I’ve just come back from Ambiente, a huge homewares, lifestyle and gifts trade show in Frankfurt to make sure Nigel’s Eco Store has some of the newest, best-designed, and greenest products available.
Ambiente showcased the latest product designs
Well, that was the plan at least.
Despite that fact there were 4,500 exhibitors at Ambiente from across Europe and Asia, I really struggled to find products that were either made from sustainable materials or had a sustainable purpose, or both.
Don’t get me wrong, some of the designs were really eye-catching and there was a lot of cool stuff there, but environmentally friendly or sustainable products were few and far between.
After traipsing around for several hours, I got more and more annoyed about this, so I started challenging exhibitors on why their products weren’t designed with sustainability in mind.
One exhibitor summed it up for me: “You’re the only person who’s asked,” she said. (More than 140,000 people went to the show.)
In other words, here at least, there’s little or no demand for sustainable products for the mass market.
Why on earth not?
We know we are using up the planet’s natural resources faster than it can replenish them; that we throw out millions of tonnes of perfectly reusable goods/materials; that the majority of manufacturing and production pollute and damage the environment and human lives all over the world.
We know all this and yet we continue to repeat the same old patterns.
Designers, companies and consumers all go along with the same old ‘take-make-dispose’ system that we’ve been using since the Industrial Revolution.
Time for a change
I don’t think business-as-usual is acceptable any more. We owe it to future generations to come up with a better way, one in that doesn’t let profit steamroller environmental and social concerns.
Change has to happen all along the supply chain, starting at the beginning of the process with design. About 80 per cent of the environmental impact of a product is determined at the design stage (1).
There are new schools of thought coming to the fore, such as emotionally durable design. This movement, led by Professor Jon Chapman at the University of Brighton, tries to create a deeper bond between people and the stuff they own by including hidden designs in products that only reveal themselves as the items age. This makes it more likely for consumers to keep products than replace them once they get old.
The idea is that if you can increase the length of time someone keeps a product from, say 12 to 18 months, you are delaying the need for the manufacturer to make a new one.
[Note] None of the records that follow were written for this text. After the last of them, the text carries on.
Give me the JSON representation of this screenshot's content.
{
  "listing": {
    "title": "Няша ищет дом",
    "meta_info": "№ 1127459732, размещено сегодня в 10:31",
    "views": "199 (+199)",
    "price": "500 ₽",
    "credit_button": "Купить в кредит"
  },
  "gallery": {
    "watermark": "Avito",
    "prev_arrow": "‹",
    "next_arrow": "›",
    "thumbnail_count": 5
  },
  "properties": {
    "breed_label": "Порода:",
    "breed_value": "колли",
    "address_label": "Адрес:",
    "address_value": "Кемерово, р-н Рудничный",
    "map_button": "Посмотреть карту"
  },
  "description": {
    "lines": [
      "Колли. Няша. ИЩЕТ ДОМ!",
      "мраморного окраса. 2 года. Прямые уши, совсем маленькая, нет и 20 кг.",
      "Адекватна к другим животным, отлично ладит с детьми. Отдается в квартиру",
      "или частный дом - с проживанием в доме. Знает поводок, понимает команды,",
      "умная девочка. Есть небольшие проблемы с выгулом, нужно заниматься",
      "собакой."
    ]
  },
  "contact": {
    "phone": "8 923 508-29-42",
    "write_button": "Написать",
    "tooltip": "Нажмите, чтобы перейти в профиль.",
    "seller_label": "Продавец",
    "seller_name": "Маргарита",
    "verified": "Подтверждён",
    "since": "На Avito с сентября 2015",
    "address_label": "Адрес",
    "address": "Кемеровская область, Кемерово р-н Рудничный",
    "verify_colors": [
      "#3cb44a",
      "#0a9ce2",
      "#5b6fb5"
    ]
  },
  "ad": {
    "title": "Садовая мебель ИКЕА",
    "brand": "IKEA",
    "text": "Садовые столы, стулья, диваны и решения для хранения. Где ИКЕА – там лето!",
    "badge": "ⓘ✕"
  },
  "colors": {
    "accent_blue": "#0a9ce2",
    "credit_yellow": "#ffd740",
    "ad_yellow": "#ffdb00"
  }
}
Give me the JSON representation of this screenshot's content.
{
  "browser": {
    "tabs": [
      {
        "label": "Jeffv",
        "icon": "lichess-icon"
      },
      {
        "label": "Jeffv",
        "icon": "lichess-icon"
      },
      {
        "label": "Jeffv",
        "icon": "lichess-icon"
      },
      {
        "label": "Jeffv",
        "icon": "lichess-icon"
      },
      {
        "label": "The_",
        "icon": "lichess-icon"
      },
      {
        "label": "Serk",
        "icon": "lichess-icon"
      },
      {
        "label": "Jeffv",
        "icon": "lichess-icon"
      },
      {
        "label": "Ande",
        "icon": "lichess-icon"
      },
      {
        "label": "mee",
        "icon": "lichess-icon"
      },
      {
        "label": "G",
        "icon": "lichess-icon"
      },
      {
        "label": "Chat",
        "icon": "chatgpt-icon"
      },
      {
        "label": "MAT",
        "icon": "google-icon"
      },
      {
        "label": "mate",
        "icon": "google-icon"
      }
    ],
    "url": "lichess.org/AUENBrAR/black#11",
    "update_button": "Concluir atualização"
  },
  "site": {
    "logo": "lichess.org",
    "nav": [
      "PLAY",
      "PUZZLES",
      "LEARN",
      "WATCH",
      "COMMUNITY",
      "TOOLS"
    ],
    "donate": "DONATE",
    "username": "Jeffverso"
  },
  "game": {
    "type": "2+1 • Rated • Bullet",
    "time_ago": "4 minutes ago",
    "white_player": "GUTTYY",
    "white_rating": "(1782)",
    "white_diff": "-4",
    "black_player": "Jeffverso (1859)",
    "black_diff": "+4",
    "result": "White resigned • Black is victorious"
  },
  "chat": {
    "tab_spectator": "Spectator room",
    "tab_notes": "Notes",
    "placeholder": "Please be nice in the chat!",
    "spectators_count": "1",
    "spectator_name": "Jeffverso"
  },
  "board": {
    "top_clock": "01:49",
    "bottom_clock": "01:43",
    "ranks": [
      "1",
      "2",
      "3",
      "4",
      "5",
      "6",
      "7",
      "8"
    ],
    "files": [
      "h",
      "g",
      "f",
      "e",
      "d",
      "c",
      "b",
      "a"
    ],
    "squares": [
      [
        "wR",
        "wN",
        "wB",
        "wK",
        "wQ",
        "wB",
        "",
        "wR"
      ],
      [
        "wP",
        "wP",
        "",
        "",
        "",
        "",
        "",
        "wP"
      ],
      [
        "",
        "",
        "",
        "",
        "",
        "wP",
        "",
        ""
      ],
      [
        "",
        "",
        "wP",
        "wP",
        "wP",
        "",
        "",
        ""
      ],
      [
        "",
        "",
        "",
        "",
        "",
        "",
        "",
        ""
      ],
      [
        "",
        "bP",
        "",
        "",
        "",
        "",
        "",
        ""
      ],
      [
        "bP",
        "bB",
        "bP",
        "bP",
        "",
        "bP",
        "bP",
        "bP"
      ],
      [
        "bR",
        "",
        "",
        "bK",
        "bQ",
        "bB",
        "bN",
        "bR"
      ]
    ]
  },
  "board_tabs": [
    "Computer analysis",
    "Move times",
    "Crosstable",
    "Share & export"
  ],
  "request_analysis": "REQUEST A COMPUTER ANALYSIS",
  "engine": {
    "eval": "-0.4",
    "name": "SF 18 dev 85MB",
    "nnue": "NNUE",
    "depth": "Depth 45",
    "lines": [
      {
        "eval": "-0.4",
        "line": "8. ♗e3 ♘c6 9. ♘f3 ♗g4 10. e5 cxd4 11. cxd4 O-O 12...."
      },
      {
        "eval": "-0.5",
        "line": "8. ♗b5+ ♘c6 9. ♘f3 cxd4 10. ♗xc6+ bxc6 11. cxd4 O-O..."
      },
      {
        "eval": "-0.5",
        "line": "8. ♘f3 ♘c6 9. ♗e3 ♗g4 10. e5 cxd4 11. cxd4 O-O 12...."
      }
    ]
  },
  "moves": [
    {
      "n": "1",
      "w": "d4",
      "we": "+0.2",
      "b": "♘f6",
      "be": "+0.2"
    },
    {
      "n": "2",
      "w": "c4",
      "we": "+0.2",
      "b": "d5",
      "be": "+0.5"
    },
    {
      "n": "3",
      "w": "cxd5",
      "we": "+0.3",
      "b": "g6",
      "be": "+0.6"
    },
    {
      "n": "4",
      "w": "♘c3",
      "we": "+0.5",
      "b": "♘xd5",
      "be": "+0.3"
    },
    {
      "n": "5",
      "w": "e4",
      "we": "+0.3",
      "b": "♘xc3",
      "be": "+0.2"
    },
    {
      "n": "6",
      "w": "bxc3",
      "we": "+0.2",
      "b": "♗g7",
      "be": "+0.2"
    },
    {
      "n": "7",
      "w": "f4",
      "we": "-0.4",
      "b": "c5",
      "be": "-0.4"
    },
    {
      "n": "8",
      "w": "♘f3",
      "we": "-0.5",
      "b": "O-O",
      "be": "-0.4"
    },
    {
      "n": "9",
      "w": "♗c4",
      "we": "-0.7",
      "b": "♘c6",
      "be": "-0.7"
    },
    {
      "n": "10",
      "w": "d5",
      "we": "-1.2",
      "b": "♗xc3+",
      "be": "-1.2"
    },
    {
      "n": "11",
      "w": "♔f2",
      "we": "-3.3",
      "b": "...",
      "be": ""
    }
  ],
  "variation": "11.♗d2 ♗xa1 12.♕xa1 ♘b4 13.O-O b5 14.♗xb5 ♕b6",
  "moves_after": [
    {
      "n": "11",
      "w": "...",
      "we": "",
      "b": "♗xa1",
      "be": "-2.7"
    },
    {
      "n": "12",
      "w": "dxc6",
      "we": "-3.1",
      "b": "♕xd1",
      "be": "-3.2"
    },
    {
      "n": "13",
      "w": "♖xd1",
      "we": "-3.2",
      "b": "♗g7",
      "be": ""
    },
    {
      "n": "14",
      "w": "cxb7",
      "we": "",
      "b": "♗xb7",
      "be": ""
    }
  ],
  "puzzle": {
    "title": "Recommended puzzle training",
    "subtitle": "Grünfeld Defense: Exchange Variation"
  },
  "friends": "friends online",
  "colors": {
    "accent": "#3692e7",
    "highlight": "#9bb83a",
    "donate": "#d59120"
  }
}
This reduces the waste, materials and energy associated by making the product, by half.
These striking tea cups made by Laura Bethan Wood, one of Jon’s students, which reveal a pattern as the tea gradually stains the unglazed parts of the china, are a great example of emotionally durable design.
Unfortunately, new thinking such as this is by no means the norm in the design and commercial worlds. There needs to be more of it.
The way we produce and manufacture stuff needs to change too — the way we do it at the moment is massively inefficient.
Some forward-thinking companies have realised this and are adopting circular economy business models, which are built around the aim of producing no waste at all.
More companies need to adopt these sorts of approaches.
Power to the people
The final piece in the puzzle is us the consumer (retail buyers like Nigel’s Eco Store included). It may not feel like it at times, but collectively we hold the balance of power. Even over massive companies like Nike or Apple.
If we make it clear that the environmental and social impacts of the products are important to us and are very, or even the most important factors in our decisions to buy certain things and not others, businesses will soon get the message.
They already have in some cases.
Twenty-five years ago, Fair Trade goods such as Café Direct coffee were seen as niche, economically insignificant products in a vast global market. But thanks to steadily increasing sales, driven by consumers who thought environmental and social principles were worth paying for (and still do), Cadbury, Starbucks and loads of other big brands noticed and realised they needed to get in on the act. Many now sell their own Fair Trade products.
Consumer power works because money talks. More of us must use it.
We also need to ask ourselves whether we really need new stuff all the time. Can “broken” stuff be repaired? Could your current smart phone last another six months before you upgrade it? Do we need to buy, buy, buy, all the time? It’s this insatiable appetite for new things that drives the whole system.
Break this habit, and companies will have to think of different ways to earn money – more service-based business models, perhaps, where they maintain, mend and upgrade the products you’ve bought from them instead of selling you new ones.
Back at the show, I did eventually find some great new things to add to the Nigel’s Eco Store range. You can see what I discovered here.
But at these trade shows, sustainable products need to be the rule rather than the exception. Designers, producers, consumers – wherever we are along the supply chain – it’s down to all of us to bring this about.
If we could pull it off, it would be a legacy to be proud of.
An energy saving Kettle I found at Ambiente